Your job is to return every line of the listing holding the string "JSON".

→ SOURCE INFORMATION:

⁂

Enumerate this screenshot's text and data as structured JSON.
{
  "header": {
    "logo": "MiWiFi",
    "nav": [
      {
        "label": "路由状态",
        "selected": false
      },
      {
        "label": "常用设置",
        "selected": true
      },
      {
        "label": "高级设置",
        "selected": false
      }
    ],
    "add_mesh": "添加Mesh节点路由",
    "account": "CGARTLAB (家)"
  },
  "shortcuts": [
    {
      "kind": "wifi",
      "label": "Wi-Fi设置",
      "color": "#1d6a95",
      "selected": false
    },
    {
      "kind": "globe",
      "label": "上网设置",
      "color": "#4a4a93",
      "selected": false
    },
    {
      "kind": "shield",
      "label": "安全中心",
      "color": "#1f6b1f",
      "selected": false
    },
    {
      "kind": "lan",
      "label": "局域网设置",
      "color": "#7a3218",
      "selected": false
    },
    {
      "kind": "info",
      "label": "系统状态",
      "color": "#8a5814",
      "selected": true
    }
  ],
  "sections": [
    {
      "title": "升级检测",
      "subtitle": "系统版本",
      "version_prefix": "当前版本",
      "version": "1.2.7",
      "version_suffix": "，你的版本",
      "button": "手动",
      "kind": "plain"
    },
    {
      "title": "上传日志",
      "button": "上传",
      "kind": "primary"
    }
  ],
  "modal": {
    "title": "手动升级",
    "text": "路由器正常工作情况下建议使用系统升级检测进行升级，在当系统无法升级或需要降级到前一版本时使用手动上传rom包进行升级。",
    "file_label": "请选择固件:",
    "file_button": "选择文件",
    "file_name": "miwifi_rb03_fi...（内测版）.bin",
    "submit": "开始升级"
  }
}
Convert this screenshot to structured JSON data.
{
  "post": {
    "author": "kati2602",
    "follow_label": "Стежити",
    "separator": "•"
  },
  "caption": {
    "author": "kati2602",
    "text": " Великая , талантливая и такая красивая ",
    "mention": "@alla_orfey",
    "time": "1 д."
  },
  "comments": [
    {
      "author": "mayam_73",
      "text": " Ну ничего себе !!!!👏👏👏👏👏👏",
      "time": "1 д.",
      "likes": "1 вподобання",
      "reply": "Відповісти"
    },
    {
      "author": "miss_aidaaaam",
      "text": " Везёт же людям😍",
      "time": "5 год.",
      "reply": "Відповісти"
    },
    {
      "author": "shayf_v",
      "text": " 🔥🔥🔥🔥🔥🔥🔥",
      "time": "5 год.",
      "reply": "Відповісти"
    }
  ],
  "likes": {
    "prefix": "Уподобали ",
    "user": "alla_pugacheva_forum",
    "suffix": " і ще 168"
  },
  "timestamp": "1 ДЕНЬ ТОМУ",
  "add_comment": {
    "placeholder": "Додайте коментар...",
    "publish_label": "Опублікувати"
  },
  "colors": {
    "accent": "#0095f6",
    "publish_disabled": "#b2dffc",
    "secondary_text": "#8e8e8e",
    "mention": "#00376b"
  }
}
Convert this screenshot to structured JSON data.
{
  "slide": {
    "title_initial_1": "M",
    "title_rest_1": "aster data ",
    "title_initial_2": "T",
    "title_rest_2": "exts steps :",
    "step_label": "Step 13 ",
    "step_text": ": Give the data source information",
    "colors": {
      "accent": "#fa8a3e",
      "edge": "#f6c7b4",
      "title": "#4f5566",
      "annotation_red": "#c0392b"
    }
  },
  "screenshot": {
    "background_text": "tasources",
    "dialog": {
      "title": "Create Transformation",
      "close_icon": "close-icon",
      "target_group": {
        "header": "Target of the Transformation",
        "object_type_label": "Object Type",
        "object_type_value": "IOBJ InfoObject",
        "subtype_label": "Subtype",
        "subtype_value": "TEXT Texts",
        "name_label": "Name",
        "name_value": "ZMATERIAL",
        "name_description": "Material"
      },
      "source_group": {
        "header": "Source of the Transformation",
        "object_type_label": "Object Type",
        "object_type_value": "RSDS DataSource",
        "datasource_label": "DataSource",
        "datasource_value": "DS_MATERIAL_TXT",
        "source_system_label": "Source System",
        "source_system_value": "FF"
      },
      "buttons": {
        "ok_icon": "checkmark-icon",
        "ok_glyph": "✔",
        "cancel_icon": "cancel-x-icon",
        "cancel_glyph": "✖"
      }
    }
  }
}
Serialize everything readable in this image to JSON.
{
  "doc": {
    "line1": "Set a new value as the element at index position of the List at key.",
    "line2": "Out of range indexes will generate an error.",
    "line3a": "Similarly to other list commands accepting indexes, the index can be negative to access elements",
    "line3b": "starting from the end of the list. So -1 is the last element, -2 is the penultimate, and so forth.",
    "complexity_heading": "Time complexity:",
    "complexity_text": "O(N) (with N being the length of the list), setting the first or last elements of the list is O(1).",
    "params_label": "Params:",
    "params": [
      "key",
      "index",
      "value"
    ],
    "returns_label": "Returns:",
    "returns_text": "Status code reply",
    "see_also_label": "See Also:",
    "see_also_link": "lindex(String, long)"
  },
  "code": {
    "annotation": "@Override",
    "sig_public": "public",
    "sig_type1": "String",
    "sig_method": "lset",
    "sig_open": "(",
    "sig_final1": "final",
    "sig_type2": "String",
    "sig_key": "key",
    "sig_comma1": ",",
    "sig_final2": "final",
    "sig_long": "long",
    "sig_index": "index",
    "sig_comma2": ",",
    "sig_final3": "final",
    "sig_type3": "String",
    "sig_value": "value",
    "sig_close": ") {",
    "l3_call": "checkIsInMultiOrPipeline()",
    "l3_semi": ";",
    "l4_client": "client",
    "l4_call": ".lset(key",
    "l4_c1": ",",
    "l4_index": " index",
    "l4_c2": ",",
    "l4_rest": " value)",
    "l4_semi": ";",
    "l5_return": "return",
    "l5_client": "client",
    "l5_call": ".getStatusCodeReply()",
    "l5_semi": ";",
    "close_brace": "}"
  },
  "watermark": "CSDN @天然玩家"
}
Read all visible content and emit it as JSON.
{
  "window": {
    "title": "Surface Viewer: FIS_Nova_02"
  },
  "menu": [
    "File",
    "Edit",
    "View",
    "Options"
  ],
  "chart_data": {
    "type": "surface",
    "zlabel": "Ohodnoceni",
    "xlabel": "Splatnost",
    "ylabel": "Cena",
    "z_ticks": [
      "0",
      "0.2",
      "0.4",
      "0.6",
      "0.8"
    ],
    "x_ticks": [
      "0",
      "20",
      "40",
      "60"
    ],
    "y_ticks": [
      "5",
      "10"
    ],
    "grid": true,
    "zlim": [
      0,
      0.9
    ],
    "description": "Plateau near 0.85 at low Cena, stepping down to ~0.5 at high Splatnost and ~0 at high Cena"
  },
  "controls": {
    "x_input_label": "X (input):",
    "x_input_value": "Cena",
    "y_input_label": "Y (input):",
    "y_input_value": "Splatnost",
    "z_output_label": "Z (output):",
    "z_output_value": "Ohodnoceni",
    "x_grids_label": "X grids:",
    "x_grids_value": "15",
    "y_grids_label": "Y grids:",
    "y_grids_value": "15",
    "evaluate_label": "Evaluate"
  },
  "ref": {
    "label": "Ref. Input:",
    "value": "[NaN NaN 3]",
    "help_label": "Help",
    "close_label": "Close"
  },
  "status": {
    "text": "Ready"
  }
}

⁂

→ RESPONSE:
Enumerate this screenshot's text and data as structured JSON.
Convert this screenshot to structured JSON data.
Convert this screenshot to structured JSON data.
Serialize everything readable in this image to JSON.
Read all visible content and emit it as JSON.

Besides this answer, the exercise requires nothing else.